Harris was cited in Cadilla v. Board of Medical Examiners (1972) 26 Cal.App.3d 961, 966, 103 Cal.Rptr. 455, in holding that “the propriety of a penalty imposed by an administrative agency is a matter vested in the discretion of the agency and its decision may not be disturbed unless there has been a manifest abuse of discretion.”   This case made the distinction between the matter of penalty and the determination as to whether the administrative findings in the exercise of the court's independent judgment, are supported by the weight of the evidence.   The discretion of the trial court in fixing the penalty was not changed by Strumsky v. San Diego County Employees Retirement Assn. (1974) 11 Cal.3d 28, 112 Cal.Rptr. 805, 520 P.2d 29.  (Lake v. Civil Service Commission (1975) 47 Cal.App.3d 224, 120 Cal.Rptr. 452.)

In Cadilla, the petitioner was a doctor specializing in pediatrics, accused of lewd conduct committed on an 11-year-old patient.   The hearing officer of the State Office of Administrative Procedure recommended revocation of the doctor's license.   The appellate court agreed with this recommendation, concluding that “Even reviewing the mitigating evidence in the light most favorable to respondent, the most that can be said on respondent's favor is that reasonable minds might differ as to the propriety of the penalty of revocation.”

 In the instant case the Board had before it the appellant's personnel package with “outstanding” evaluations.   In view of all the other evidence presented, there was no abuse of discretion by the trial court in upholding the penalty imposed by the Los Angeles Police Department.

The judgment is affirmed.

FOOTNOTES

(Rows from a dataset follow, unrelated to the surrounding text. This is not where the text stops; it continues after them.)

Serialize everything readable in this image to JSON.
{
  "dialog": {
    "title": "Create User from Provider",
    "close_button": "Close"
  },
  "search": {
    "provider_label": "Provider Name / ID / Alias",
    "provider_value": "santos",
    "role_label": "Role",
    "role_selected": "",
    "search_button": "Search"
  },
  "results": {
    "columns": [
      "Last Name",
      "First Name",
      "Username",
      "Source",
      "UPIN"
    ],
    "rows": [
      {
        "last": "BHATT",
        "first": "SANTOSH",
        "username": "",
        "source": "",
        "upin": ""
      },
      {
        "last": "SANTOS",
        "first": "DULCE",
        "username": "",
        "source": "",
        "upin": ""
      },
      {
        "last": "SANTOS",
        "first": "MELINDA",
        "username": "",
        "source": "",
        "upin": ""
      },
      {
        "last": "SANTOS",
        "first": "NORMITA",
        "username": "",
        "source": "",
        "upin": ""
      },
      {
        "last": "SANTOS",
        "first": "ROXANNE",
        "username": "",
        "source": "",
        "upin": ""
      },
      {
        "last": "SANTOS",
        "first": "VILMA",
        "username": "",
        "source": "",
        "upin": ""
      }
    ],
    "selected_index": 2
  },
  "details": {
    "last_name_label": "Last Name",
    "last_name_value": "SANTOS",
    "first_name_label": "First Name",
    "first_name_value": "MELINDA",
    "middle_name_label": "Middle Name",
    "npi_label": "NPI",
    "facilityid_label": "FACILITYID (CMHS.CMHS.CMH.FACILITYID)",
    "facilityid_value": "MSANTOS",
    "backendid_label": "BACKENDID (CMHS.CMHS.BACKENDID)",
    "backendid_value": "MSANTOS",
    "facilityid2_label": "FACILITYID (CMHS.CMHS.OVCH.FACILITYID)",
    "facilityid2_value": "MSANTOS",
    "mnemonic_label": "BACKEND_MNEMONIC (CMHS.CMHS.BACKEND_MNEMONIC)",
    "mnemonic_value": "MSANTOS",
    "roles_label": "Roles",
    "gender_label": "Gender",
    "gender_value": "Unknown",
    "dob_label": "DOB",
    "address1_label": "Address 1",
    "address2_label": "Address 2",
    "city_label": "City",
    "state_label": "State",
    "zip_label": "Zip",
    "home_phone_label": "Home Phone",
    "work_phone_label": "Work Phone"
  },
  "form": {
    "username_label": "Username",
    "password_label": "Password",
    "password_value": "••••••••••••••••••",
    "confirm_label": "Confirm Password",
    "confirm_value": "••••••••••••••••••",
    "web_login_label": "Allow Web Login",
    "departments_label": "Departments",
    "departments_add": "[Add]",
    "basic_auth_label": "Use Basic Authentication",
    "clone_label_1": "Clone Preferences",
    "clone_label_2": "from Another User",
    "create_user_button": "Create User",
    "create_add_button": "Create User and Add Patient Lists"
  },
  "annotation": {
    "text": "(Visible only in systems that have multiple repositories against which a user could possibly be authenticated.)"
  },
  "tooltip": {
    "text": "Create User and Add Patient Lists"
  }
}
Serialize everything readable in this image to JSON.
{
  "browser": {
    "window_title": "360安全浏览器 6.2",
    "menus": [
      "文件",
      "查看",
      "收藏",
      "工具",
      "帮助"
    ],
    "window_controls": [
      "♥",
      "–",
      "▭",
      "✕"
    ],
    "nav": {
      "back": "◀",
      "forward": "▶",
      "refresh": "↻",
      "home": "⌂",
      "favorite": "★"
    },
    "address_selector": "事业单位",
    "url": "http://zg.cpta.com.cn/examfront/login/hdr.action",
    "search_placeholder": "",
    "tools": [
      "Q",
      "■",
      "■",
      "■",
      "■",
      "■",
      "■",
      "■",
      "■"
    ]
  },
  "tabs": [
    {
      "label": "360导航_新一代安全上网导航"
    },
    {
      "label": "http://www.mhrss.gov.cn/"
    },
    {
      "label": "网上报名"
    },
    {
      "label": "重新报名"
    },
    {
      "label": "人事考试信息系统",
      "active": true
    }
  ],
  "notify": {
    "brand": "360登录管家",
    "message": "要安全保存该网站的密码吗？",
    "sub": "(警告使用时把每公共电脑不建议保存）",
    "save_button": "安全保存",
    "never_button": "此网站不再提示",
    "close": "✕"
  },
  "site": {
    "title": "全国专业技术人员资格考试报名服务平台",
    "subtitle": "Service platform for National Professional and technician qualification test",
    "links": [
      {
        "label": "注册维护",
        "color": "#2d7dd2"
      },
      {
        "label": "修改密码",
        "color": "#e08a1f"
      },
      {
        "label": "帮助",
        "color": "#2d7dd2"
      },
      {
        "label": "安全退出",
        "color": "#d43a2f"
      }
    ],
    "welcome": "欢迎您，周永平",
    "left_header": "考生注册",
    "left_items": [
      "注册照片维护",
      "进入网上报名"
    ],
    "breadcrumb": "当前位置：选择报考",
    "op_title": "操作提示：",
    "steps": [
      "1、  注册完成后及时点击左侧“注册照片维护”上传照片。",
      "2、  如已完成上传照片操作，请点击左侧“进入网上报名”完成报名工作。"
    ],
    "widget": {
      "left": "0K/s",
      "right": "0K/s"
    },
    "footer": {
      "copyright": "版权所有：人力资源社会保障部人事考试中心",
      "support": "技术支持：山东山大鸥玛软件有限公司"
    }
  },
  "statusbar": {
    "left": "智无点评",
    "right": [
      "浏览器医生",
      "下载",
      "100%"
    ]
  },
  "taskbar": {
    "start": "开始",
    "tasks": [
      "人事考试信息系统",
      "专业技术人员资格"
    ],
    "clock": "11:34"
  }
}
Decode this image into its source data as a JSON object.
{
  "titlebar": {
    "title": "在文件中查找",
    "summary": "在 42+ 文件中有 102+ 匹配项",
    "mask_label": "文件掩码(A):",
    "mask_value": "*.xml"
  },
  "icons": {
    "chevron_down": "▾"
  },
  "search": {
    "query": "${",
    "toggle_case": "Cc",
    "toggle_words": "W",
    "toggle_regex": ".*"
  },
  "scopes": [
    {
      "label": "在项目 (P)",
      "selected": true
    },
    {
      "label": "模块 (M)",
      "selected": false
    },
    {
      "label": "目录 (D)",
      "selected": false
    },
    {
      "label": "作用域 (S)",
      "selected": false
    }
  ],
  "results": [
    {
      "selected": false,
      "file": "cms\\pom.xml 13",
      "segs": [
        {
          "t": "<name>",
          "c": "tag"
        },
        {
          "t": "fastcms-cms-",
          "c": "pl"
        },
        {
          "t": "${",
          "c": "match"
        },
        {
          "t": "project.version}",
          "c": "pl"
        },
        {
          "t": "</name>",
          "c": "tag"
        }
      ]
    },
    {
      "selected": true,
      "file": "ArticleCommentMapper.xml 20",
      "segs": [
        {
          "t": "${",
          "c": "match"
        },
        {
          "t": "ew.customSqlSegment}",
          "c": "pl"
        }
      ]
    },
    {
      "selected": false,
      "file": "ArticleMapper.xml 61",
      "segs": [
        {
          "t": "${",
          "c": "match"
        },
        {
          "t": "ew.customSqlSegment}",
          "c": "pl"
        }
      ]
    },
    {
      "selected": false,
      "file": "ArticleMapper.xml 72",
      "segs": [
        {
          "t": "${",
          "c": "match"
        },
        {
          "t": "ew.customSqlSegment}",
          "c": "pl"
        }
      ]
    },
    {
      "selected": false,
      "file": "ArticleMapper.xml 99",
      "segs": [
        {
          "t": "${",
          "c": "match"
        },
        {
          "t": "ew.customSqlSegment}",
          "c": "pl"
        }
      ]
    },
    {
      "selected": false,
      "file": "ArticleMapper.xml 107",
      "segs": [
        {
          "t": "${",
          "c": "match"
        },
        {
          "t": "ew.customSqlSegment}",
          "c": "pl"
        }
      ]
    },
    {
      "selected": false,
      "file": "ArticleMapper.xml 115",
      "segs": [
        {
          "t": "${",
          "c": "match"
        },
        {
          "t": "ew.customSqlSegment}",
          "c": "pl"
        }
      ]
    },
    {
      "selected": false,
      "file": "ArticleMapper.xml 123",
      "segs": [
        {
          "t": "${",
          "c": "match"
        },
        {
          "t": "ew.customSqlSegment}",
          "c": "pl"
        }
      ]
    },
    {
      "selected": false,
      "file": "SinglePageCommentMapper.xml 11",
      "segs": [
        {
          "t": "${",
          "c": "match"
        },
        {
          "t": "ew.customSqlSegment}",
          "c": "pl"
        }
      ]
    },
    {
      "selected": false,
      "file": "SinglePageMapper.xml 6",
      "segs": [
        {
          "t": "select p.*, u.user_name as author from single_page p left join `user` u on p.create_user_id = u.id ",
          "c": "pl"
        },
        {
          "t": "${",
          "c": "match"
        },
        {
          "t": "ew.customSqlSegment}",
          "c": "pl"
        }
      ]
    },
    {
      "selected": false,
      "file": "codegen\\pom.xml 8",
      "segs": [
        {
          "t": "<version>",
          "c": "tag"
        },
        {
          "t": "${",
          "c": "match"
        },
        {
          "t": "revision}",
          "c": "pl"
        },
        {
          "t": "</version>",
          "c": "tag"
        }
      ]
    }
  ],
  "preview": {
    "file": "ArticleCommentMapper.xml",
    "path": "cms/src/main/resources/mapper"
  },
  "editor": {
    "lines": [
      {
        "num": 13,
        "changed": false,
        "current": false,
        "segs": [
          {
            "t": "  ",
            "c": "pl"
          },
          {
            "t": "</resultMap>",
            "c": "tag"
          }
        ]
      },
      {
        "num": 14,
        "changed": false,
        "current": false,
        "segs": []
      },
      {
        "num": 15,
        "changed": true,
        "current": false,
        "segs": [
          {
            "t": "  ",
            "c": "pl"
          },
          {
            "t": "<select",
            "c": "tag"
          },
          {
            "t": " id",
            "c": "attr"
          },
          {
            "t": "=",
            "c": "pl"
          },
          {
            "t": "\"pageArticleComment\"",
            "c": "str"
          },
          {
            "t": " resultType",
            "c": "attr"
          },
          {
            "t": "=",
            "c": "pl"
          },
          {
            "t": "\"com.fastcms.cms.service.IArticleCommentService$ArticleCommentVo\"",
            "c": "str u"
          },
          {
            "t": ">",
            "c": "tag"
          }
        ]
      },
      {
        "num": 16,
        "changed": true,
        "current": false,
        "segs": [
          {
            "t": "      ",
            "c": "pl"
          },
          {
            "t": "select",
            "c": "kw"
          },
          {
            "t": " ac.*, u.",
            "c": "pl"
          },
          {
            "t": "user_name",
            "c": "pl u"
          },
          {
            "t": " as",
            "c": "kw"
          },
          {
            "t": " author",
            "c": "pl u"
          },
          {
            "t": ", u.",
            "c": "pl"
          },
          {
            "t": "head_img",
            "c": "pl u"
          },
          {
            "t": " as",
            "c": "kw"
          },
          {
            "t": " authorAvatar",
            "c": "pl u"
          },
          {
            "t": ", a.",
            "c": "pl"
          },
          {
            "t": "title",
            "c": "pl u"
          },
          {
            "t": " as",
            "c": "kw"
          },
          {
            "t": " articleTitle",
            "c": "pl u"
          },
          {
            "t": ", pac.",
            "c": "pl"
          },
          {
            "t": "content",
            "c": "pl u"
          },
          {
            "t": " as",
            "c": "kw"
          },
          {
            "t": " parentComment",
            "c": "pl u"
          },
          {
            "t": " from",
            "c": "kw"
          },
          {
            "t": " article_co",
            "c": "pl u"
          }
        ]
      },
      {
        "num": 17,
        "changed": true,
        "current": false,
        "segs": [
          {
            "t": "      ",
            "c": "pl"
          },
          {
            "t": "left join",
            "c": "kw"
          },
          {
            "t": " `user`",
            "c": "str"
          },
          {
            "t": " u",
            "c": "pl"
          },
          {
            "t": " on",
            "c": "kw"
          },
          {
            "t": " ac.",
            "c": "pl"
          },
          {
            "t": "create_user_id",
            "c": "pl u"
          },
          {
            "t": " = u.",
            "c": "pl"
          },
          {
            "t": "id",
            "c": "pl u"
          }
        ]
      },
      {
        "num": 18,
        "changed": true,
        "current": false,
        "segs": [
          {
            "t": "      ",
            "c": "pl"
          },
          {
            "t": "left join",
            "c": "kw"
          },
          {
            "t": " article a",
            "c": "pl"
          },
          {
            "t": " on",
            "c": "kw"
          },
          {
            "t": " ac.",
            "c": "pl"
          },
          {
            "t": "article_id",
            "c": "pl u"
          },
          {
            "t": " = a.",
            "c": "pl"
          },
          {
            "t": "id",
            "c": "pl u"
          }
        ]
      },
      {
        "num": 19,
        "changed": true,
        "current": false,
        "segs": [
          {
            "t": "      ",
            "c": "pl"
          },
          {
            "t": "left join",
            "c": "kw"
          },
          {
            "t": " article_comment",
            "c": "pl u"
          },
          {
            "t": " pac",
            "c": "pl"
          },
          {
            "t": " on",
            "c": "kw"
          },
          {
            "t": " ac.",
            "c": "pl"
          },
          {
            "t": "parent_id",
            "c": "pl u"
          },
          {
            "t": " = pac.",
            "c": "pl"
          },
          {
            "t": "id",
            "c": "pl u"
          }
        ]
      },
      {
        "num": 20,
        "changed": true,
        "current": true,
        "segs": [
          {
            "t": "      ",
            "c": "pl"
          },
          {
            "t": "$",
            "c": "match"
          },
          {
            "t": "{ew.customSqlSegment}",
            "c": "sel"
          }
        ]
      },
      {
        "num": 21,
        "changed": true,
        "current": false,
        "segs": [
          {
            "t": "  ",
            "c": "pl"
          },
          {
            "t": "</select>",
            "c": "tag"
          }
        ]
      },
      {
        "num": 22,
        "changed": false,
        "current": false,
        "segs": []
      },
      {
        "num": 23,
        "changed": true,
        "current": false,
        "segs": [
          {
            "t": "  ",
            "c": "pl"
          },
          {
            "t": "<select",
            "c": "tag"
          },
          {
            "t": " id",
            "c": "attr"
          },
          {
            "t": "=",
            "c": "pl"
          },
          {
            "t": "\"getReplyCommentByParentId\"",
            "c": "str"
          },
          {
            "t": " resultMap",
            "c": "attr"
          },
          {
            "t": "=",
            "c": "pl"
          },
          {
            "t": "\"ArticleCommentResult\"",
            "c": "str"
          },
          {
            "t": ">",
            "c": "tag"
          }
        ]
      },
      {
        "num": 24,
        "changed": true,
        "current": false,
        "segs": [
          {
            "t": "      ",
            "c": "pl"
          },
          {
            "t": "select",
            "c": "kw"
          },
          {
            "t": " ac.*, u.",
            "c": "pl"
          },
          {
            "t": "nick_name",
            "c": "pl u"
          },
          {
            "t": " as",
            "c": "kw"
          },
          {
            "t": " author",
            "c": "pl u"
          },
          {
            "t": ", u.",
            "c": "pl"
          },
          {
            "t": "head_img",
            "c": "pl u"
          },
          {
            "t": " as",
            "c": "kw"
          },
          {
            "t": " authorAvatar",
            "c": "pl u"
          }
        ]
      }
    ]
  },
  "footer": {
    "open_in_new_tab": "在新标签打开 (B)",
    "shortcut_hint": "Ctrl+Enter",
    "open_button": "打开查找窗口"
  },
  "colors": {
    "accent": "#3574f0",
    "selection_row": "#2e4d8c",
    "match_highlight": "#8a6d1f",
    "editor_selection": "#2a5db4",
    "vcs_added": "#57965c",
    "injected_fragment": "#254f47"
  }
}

FOOTNOTE.  

SHELDON, Associate Justice.* FN* Assigned by the Chief Justice of California.

STEPHENS, Acting P. J., and HASTINGS, J., concur.